**Task**
Could you say how many lines in the entries contain the string "arrow"? Give only that number.

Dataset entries
* * * * * * * * *

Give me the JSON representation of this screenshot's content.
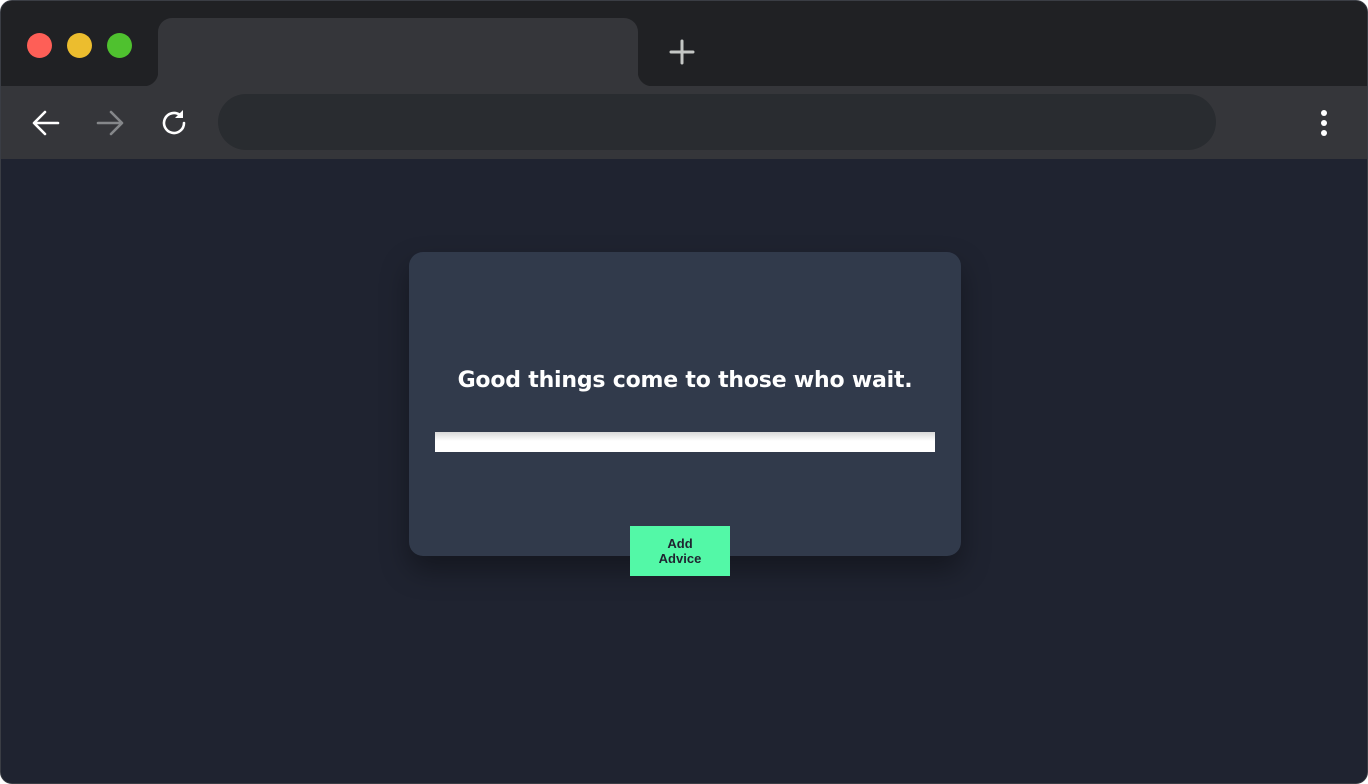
{
  "browser": {
    "tab_title": "",
    "address_bar": {
      "value": "",
      "placeholder": ""
    },
    "icons": {
      "back": "arrow-left-icon",
      "forward": "arrow-right-icon",
      "reload": "reload-icon",
      "new_tab": "plus-icon",
      "menu": "kebab-menu-icon"
    },
    "colors": {
      "close": "#fe5f57",
      "minimize": "#ecbd2e",
      "maximize": "#4fc12f",
      "tab_strip": "#202124",
      "toolbar": "#35363a"
    }
  },
  "page": {
    "advice": "Good things come to those who wait.",
    "add_button_label": "Add Advice",
    "colors": {
      "background": "#1f2330",
      "card": "#313a4b",
      "button": "#53f8a7"
    }
  }
}
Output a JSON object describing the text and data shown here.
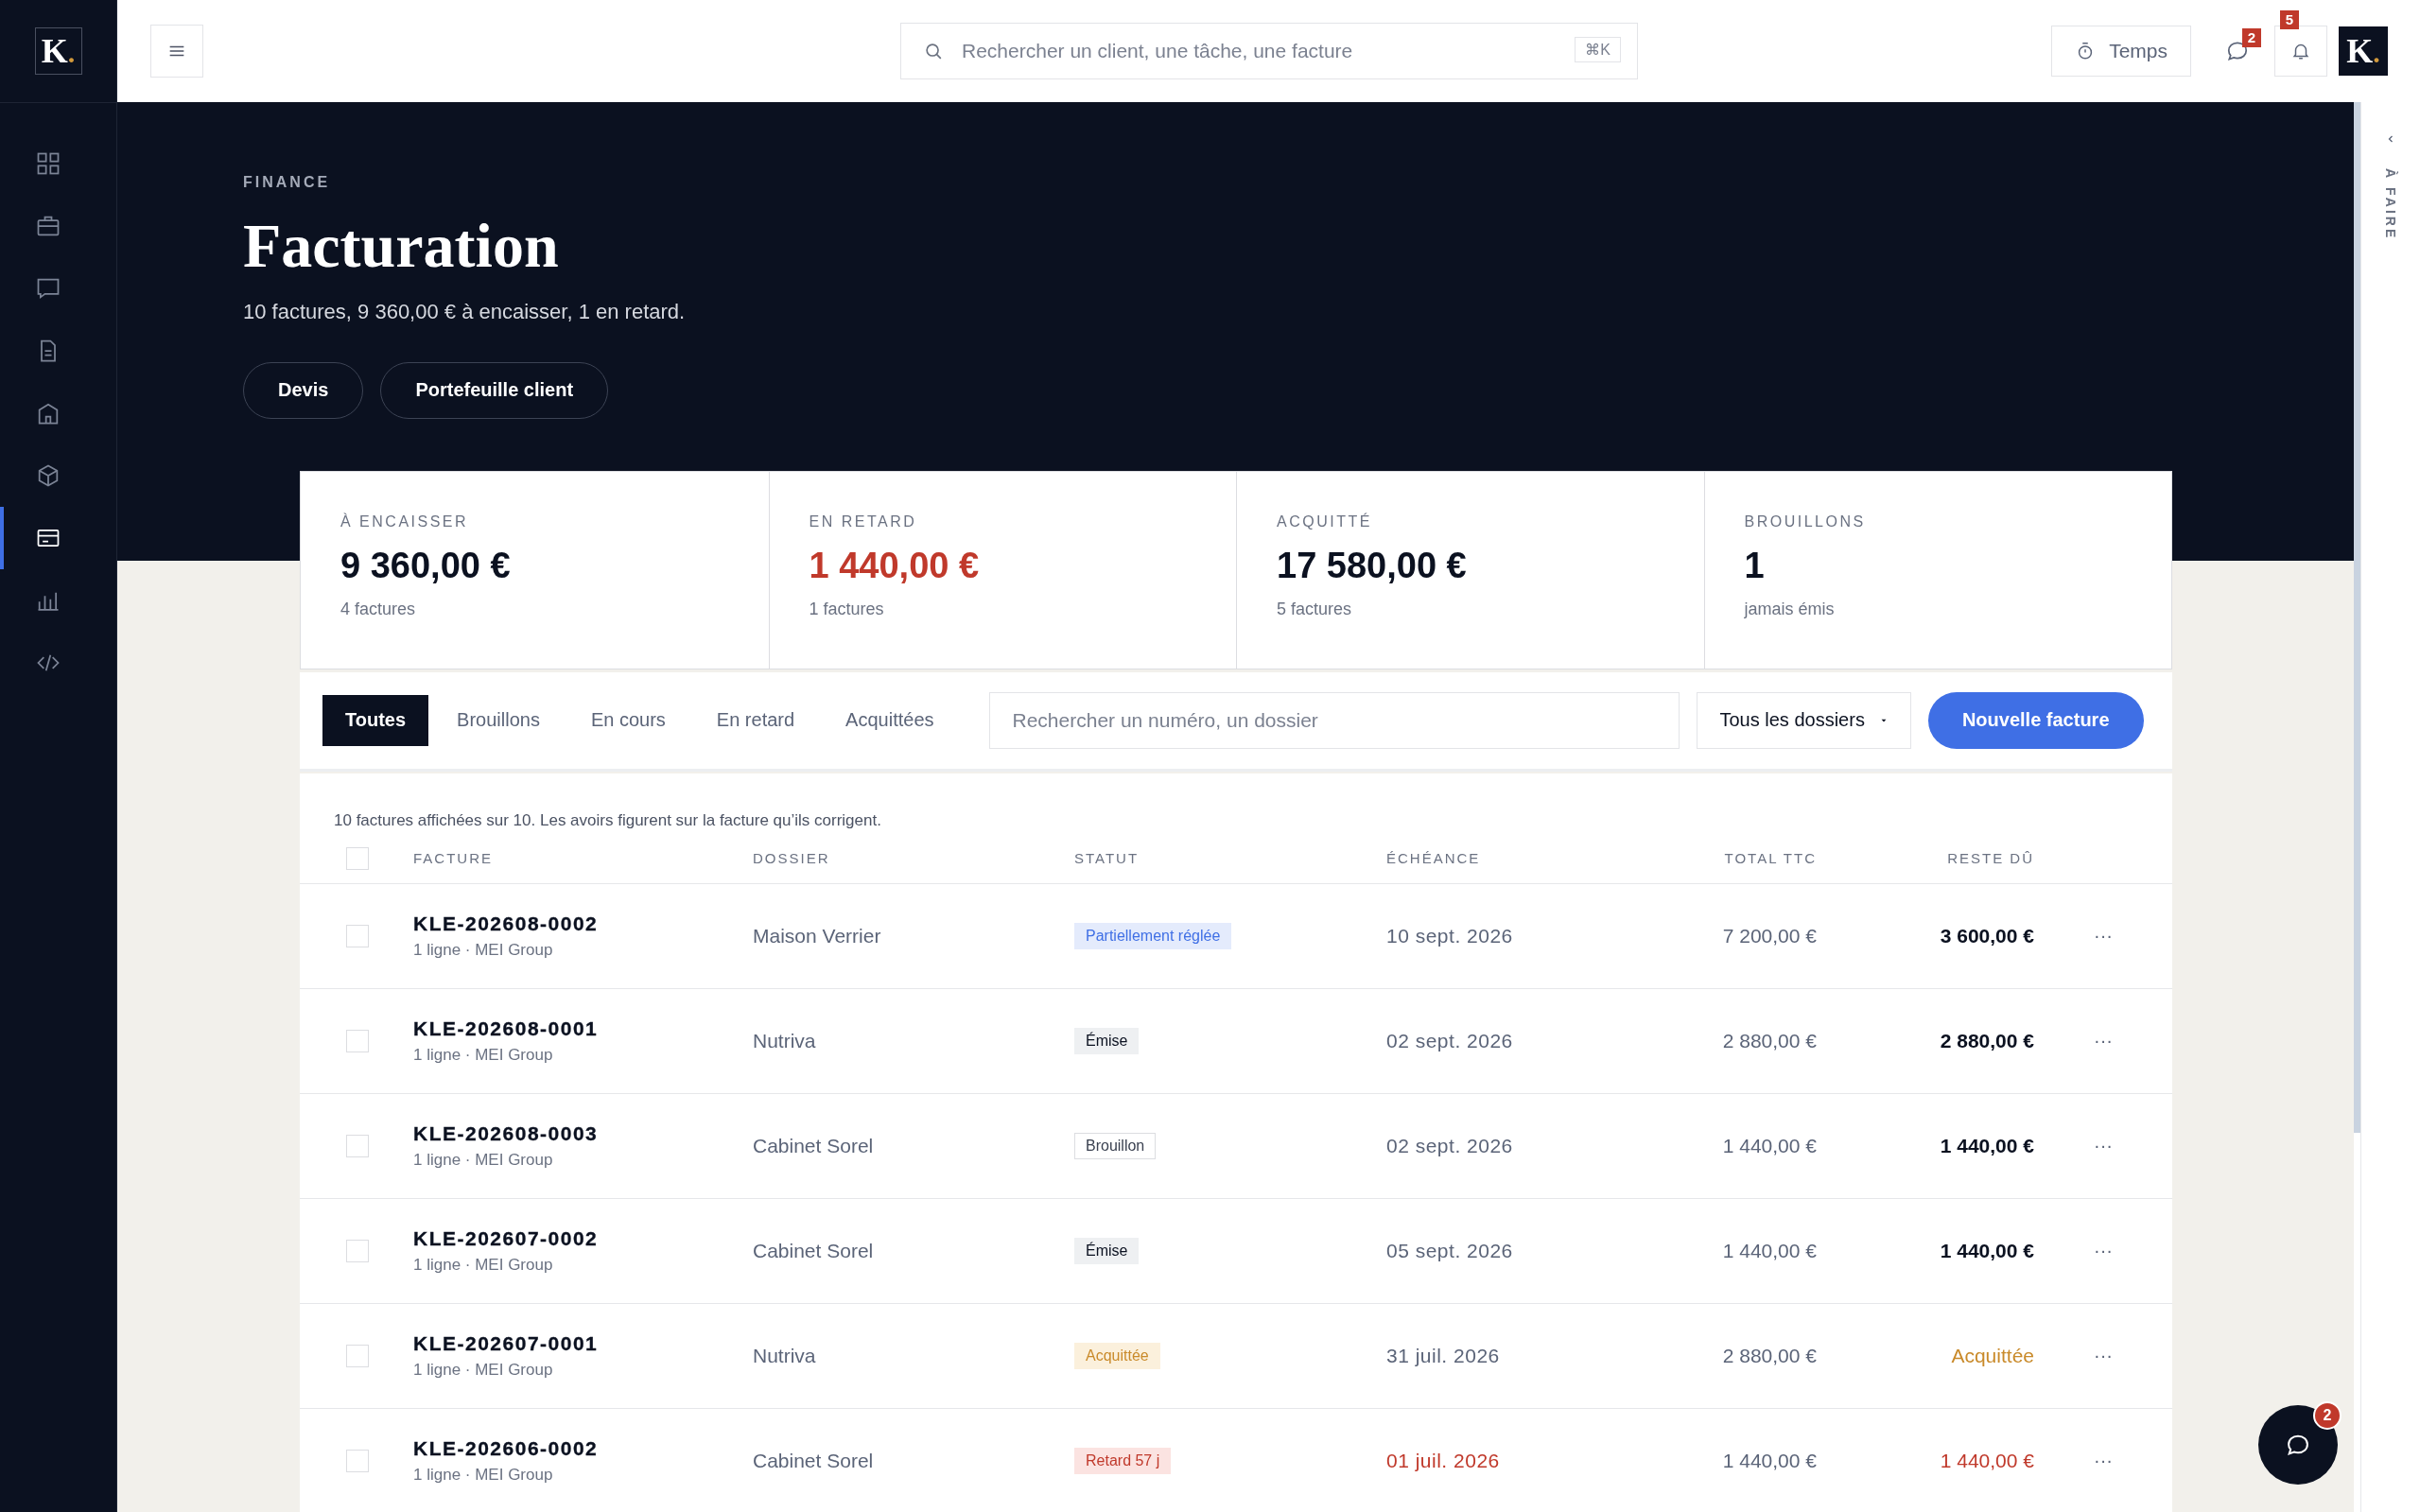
{
  "sidebar": {
    "logo": {
      "letter": "K",
      "dot": "."
    },
    "items": [
      {
        "kind": "grid",
        "selected": false
      },
      {
        "kind": "briefcase",
        "selected": false
      },
      {
        "kind": "chat",
        "selected": false
      },
      {
        "kind": "document",
        "selected": false
      },
      {
        "kind": "building",
        "selected": false
      },
      {
        "kind": "cube",
        "selected": false
      },
      {
        "kind": "card",
        "selected": true
      },
      {
        "kind": "chart",
        "selected": false
      },
      {
        "kind": "code",
        "selected": false
      }
    ]
  },
  "topbar": {
    "search": {
      "placeholder": "Rechercher un client, une tâche, une facture",
      "shortcut": "⌘K"
    },
    "time_button": "Temps",
    "messages": {
      "badge": "2"
    },
    "notifications": {
      "badge": "5"
    },
    "avatar": {
      "letter": "K",
      "dot": "."
    }
  },
  "right_panel": {
    "title": "À FAIRE"
  },
  "hero": {
    "eyebrow": "FINANCE",
    "title": "Facturation",
    "summary": "10 factures, 9 360,00 € à encaisser, 1 en retard.",
    "buttons": [
      "Devis",
      "Portefeuille client"
    ]
  },
  "stats": [
    {
      "label": "À ENCAISSER",
      "value": "9 360,00 €",
      "note": "4 factures",
      "kind": "neutral"
    },
    {
      "label": "EN RETARD",
      "value": "1 440,00 €",
      "note": "1 factures",
      "kind": "alert"
    },
    {
      "label": "ACQUITTÉ",
      "value": "17 580,00 €",
      "note": "5 factures",
      "kind": "neutral"
    },
    {
      "label": "BROUILLONS",
      "value": "1",
      "note": "jamais émis",
      "kind": "neutral"
    }
  ],
  "tabs": [
    {
      "label": "Toutes",
      "selected": true
    },
    {
      "label": "Brouillons",
      "selected": false
    },
    {
      "label": "En cours",
      "selected": false
    },
    {
      "label": "En retard",
      "selected": false
    },
    {
      "label": "Acquittées",
      "selected": false
    }
  ],
  "filters": {
    "search": {
      "placeholder": "Rechercher un numéro, un dossier"
    },
    "folder": "Tous les dossiers",
    "new_button": "Nouvelle facture"
  },
  "table": {
    "caption": "10 factures affichées sur 10. Les avoirs figurent sur la facture qu’ils corrigent.",
    "all_checked": false,
    "columns": [
      "FACTURE",
      "DOSSIER",
      "STATUT",
      "ÉCHÉANCE",
      "TOTAL TTC",
      "RESTE DÛ"
    ],
    "rows": [
      {
        "checked": false,
        "number": "KLE-202608-0002",
        "meta": "1 ligne · MEI Group",
        "folder": "Maison Verrier",
        "status": {
          "label": "Partiellement réglée",
          "kind": "partial"
        },
        "due": "10 sept. 2026",
        "total": "7 200,00 €",
        "remaining": "3 600,00 €",
        "actions": "···"
      },
      {
        "checked": false,
        "number": "KLE-202608-0001",
        "meta": "1 ligne · MEI Group",
        "folder": "Nutriva",
        "status": {
          "label": "Émise",
          "kind": "issued"
        },
        "due": "02 sept. 2026",
        "total": "2 880,00 €",
        "remaining": "2 880,00 €",
        "actions": "···"
      },
      {
        "checked": false,
        "number": "KLE-202608-0003",
        "meta": "1 ligne · MEI Group",
        "folder": "Cabinet Sorel",
        "status": {
          "label": "Brouillon",
          "kind": "draft"
        },
        "due": "02 sept. 2026",
        "total": "1 440,00 €",
        "remaining": "1 440,00 €",
        "actions": "···"
      },
      {
        "checked": false,
        "number": "KLE-202607-0002",
        "meta": "1 ligne · MEI Group",
        "folder": "Cabinet Sorel",
        "status": {
          "label": "Émise",
          "kind": "issued"
        },
        "due": "05 sept. 2026",
        "total": "1 440,00 €",
        "remaining": "1 440,00 €",
        "actions": "···"
      },
      {
        "checked": false,
        "number": "KLE-202607-0001",
        "meta": "1 ligne · MEI Group",
        "folder": "Nutriva",
        "status": {
          "label": "Acquittée",
          "kind": "paid"
        },
        "due": "31 juil. 2026",
        "total": "2 880,00 €",
        "remaining": "Acquittée",
        "actions": "···"
      },
      {
        "checked": false,
        "number": "KLE-202606-0002",
        "meta": "1 ligne · MEI Group",
        "folder": "Cabinet Sorel",
        "status": {
          "label": "Retard 57 j",
          "kind": "late"
        },
        "due": "01 juil. 2026",
        "total": "1 440,00 €",
        "remaining": "1 440,00 €",
        "actions": "···"
      }
    ]
  },
  "chat": {
    "badge": "2"
  }
}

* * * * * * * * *

**Answer for the task**
2